One of the highest-grossing movie franchises in recent years, “Transformers” have just signed up Wicklow actor Jack Reynor.

Reynor is set to join the list of Irish leading men in Hollywood having received the stamp of approval from “Transformers” director Michael Bay last week. Bay, the director of “Armageddon” and “The Rock”, among others, posted on his website “I just hired a great new actor for Transformers 4.

“Jack Reynor… is an Irish kid that came to America with 30 bucks in his pocket. Pretty ballsy. Seriously, who does that?”

Considering Bay’s “Transformers” movies have made more than $1 billion between them at the box office, and created megastars out of virtual unknowns Shia LaBeouf and Megan Fox, it is safe to say that 20-year-old Jack Reynor has hit the big time.

According to Daily Mail, the person who should know this is retired primary school teacher Jane Lawlor, she first met Jack in her junior infants class on his first day at Valleymount National School near Blessington, Co. Wicklow.

Valleymount is a small village school of around 100 pupils, also attended by showjumper Cian O’Connor and his model sister Pippa. Idyllically situated on a narrow promontory that extends into the Blessington Lakes, across the silent, silvery water is Damien and Pat Reynor’s countryside home in Humphreystown, where their daughter Tara returned to live with her son, Jack, two years after his birth in Colorado, on January 27, 1992.

‘He might be a star in Hollywood soon but as far as I’m concerned, he was a little star from day one,’ says Lawlor.

And despite Bay’s claims, it was actually Mrs Lawlor who can genuinely insist she discovered Jack’s acting talent.

‘He was a tree in the nativity play,’ remembers Mrs Lawlor fondly.

‘I taught two classes of Junior and Senior Infants together and Jack was about five and wanted to be in it so he pulled a little ticket and he was a tree.’

The Mail Online reports that Jack later revealed: ‘I was a piece of the set and I stood there in a tracksuit with a tree mask on. And having stood there for two days with everyone else playing parts, I said, “Feck this – I’m going to become an actor just to teach her a lesson”.’

In 2000, when he was seven, Jack landed a role as an extra on director Kevin ­Liddy’s film Country.

When he was 12, he moved to Dublin with his mother who had since remarried and taken on the name O’Grady and began his secondary education at Belvedere College.

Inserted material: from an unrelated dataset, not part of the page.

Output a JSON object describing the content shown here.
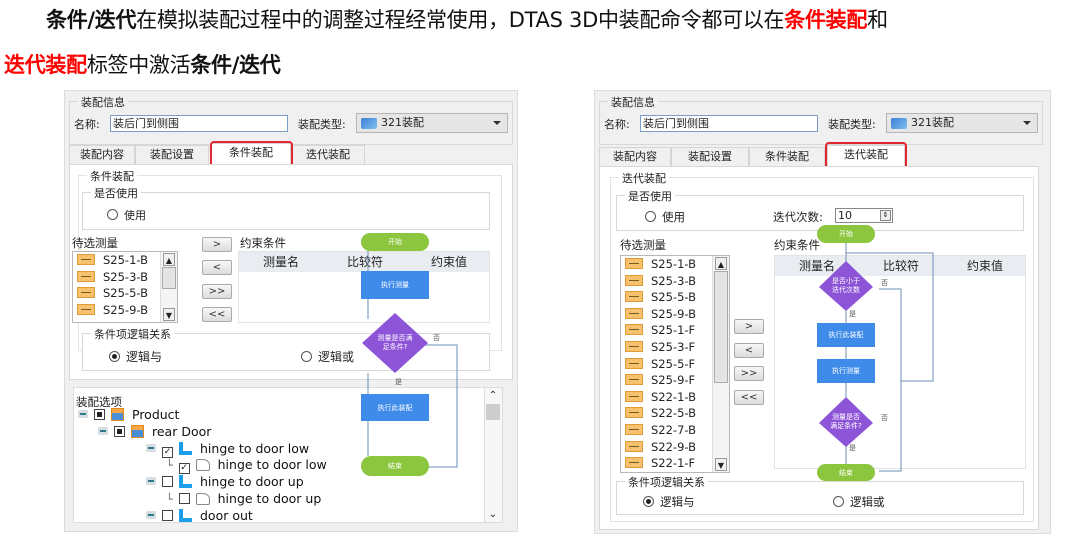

Belvedere’s head teacher, Gerry Foley, recalls that Jack made no secret of his passion for acting.

“He was absolutely convinced he would make it and he articulated his aspirations very clearly to the guidance counsellor. He talked about going to America and felt he could make it.”

After finishing his Leaving Certificate, Jack landed himself an Irish agent and, in early 2010, was cast in Kirsten Sheridan’s Dollhouse. He was also spotted by acclaimed director Lenny Abrahamson, who had won plaudits for “Adam & Paul” and “Garage”, as he ruminated over the possibility of making the film “What Richard Did”, based loosely on an incident outside Annabel’s nightclub in 2000 that led to the death of teenager Brian Murphy.

‘Sometimes actors really have something – it’s the old cliché of some quality but there is that thing, that you see as a director and you get better at recognising,’ Abrahamson said.

‘You can see something and I felt Jack really had it – and he really understood Richard.’

Steven Spielberg was the first Hollywood heavyweight to notice the young actor’s potential and subsequently cast Jack in a comedy, “The Delivery Man”, that will be released in the autumn.

Whatever Reynor has he seems to have it in spades and “ballsy” or not he’s set to make his mark in Hollywood.

Filming for “Transformers 4” is set to begin in May.